So Who is Ready?
For me it was consequences. I had ruined nearly every relationship I had. I totaled my car. My health was plummeting down so fast I was going to die. I couldn’t be trusted by anyone including myself. So, if, or when, you find yourself where I was in life, I can safely say you are ready to be sober.
The truth is, it doesn’t have to get that bad to be willing to be sober. You just have to be willing to listen to AA meetings. You have to trust others who are reaching out to help you. You have to follow suggestions, such as getting a sponsor and living in a Sober Living Home.

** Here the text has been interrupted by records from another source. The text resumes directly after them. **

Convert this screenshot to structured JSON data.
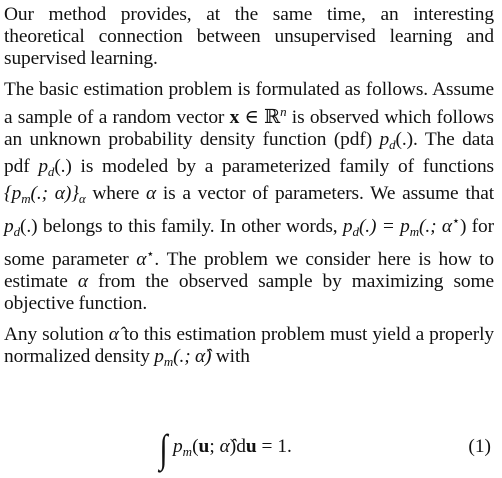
{
  "paragraphs": {
    "p1": "Our method provides, at the same time, an interesting theoretical connection between unsupervised learning and supervised learning.",
    "p2": {
      "s1": "The basic estimation problem is formulated as follows. Assume a sample of a random vector",
      "x_sym": "x",
      "in_R": " ∈ ℝ",
      "n_sup": "n",
      "s2": " is observed which follows an unknown probability density function (pdf)",
      "pd": "p",
      "d_sub": "d",
      "arg": "(.)",
      "s3": ". The data pdf",
      "s4": " is modeled by a parameterized family of functions",
      "family": "{p",
      "m_sub": "m",
      "family_args": "(.; α)}",
      "alpha_sub": "α",
      "s5": " where",
      "alpha": "α",
      "s6": " is a vector of parameters. We assume that",
      "s7": " belongs to this family. In other words,",
      "eq_part": "(.) = p",
      "eq_args": "(.; α",
      "star": "⋆",
      "close": ")",
      "s8": " for some parameter",
      "s9": ". The problem we consider here is how to estimate",
      "s10": " from the observed sample by maximizing some objective function."
    },
    "p3": {
      "s1": "Any solution",
      "alpha_hat": "α̂",
      "s2": " to this estimation problem must yield a properly normalized density",
      "pm": "p",
      "m_sub": "m",
      "args": "(.; α̂)",
      "s3": " with"
    }
  },
  "equation": {
    "integral": "∫",
    "p": "p",
    "m_sub": "m",
    "open": "(",
    "u": "u",
    "semi": ";",
    "alpha_hat": " α̂",
    "close": ")d",
    "u2": "u",
    "rhs": " = 1.",
    "number": "(1)"
  }
}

I had not suffered any consequences when a concerned friend came to me and asked if she could take me to my first AA meeting. I reluctantly agreed and went. I sat there and listened to the speaker and the stories of others. I was shocked. I heard horrible stories of car crashes, divorces, loss of jobs, loss of homes, and loss of dignity. I looked around the room and thought to myself; these people are all fucked! What the hell is wrong with these people? I am nothing like them. I couldn’t wait to get out of there for fear some of that craziness would rub off on me.
My friend drove me home, and we sat and talked. I remember telling her how appalled I was at AA and their meetings. I was going on about how I was expecting something nicer from an AA meeting, not some dumpy room in a run-down shopping center. My friend seemed sad that I couldn’t see the truth about myself and left.

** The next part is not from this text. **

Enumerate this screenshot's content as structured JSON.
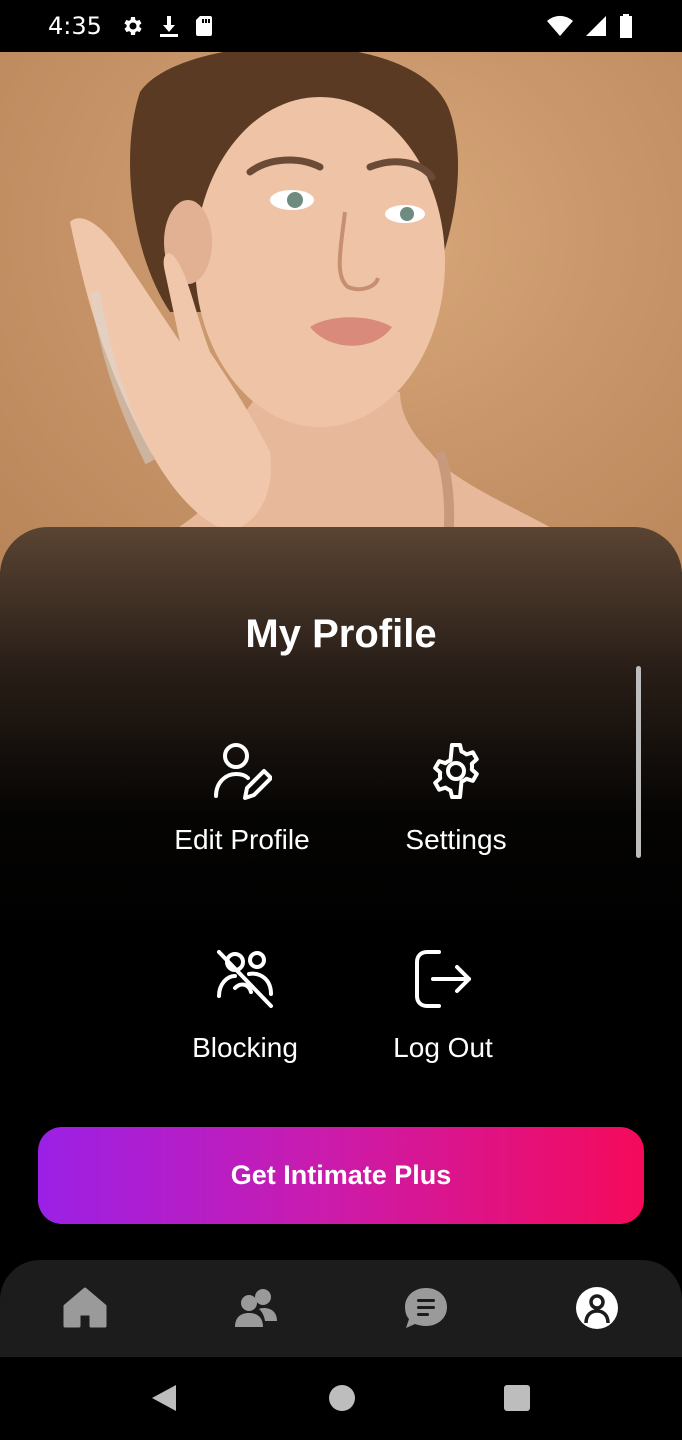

As soon as she left, I grabbed one of my hidden vodka bottles, turned on the TV, and poured myself a couple of shots. Now, I was the classic case of not ready. Geez, what an idiot I was back then.

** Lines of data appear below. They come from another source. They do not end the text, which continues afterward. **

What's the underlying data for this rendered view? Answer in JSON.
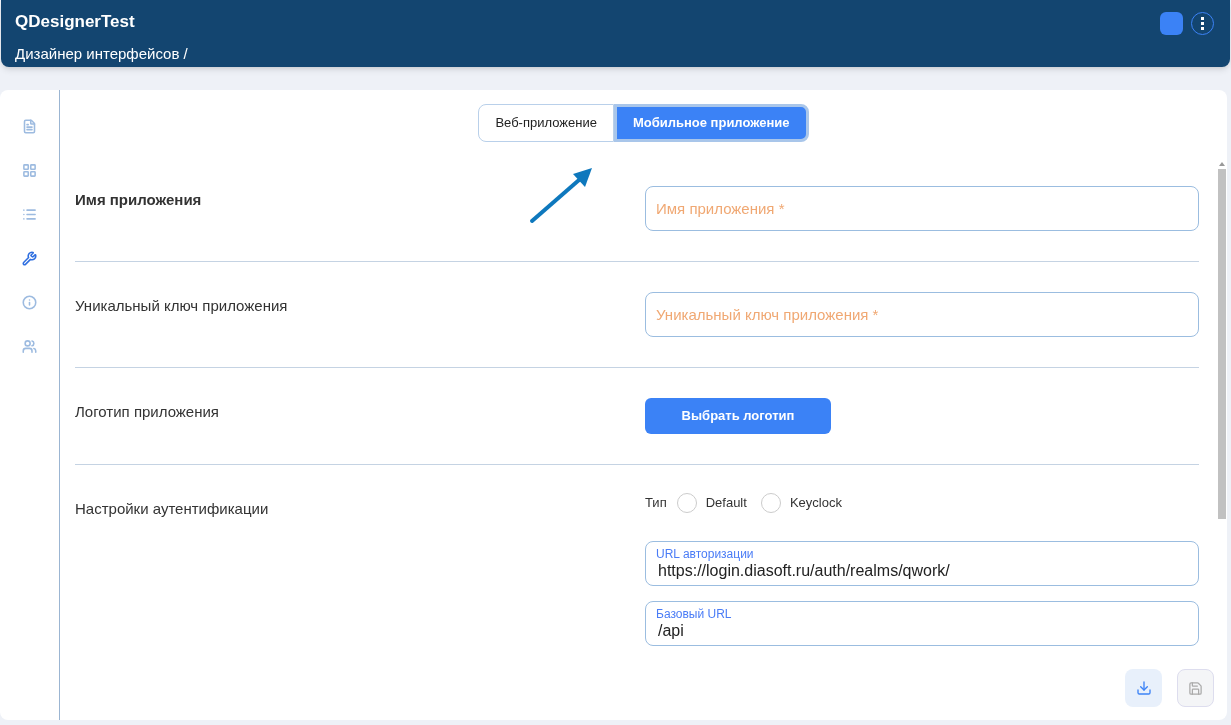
{
  "header": {
    "title": "QDesignerTest",
    "breadcrumb": "Дизайнер интерфейсов /"
  },
  "sidebar": {
    "items": [
      {
        "selected": false
      },
      {
        "selected": false
      },
      {
        "selected": false
      },
      {
        "selected": true
      },
      {
        "selected": false
      },
      {
        "selected": false
      }
    ]
  },
  "mode_tabs": [
    {
      "label": "Веб-приложение",
      "selected": false
    },
    {
      "label": "Мобильное приложение",
      "selected": true
    }
  ],
  "rows": [
    {
      "kind": "field",
      "label": "Имя приложения",
      "bold": true,
      "placeholder": "Имя приложения *"
    },
    {
      "kind": "field",
      "label": "Уникальный ключ приложения",
      "bold": false,
      "placeholder": "Уникальный ключ приложения *"
    },
    {
      "kind": "button",
      "label": "Логотип приложения",
      "button": "Выбрать логотип"
    },
    {
      "kind": "auth",
      "label": "Настройки аутентификации",
      "type_label": "Тип",
      "options": [
        {
          "label": "Default",
          "selected": false
        },
        {
          "label": "Keyclock",
          "selected": false
        }
      ],
      "fields": [
        {
          "label": "URL авторизации",
          "value": "https://login.diasoft.ru/auth/realms/qwork/"
        },
        {
          "label": "Базовый URL",
          "value": "/api"
        }
      ]
    }
  ]
}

Very few people, if any, stop drinking or using after their first consequence. Most of the stories you hear are the years of consequences that have built up. This is a sad fact. Why can’t people see the destruction that lies ahead if they continue to drink and use drugs? For me, it was my ego. I thought I was better and stronger than the people I saw at AA meetings.
Being ready to be sober is just like what the first step says in the twelve steps of AA. You have to admit you are powerless over drugs and alcohol and that your life has become unmanageable.
Knowing when your life has become unmanageable is not the same for everyone. Many factors contribute to you knowing when this moment arrives. One of the worst things you can have as an addict/alcoholic is means, in the form of money and housing. As long as you have these things, it’s very hard for addicts and alcoholics to see a reason to stop. Think about it, if you have money and a home, that money is going to the dealer or the liquor store. Another thing is support. If you still have the support of influential people in your life, you feel you can still drink and use. Now, I didn’t mention love and support I just said support. Your friends and family with always love you despite what happens to you and your addiction. What they may stop doing is supporting you and your behavior. They didn’t buy a ticket to your circus, and they don’t have come.
Once you lose your job, which is almost always inevitable, there goes your means and possibly your housing. Usually, when you miss these things you rely on the support of others, and they are willing to help to a point. So what happens next? You snap out of it, get clean and get your job back, right? No! You lie, beg, borrow and steal. You take advantage of every person you know until they have turned their back on you out of self-preservation. You find yourself broke, jobless, homeless and friendless. At this point, you are ready to be sober or are you ready for death, jail or institutions.
Once you have exhausted all possibilities to continue with your addiction and you keep winding up homeless or institutionalized in some way, and you have escaped death, you are ready to be sober.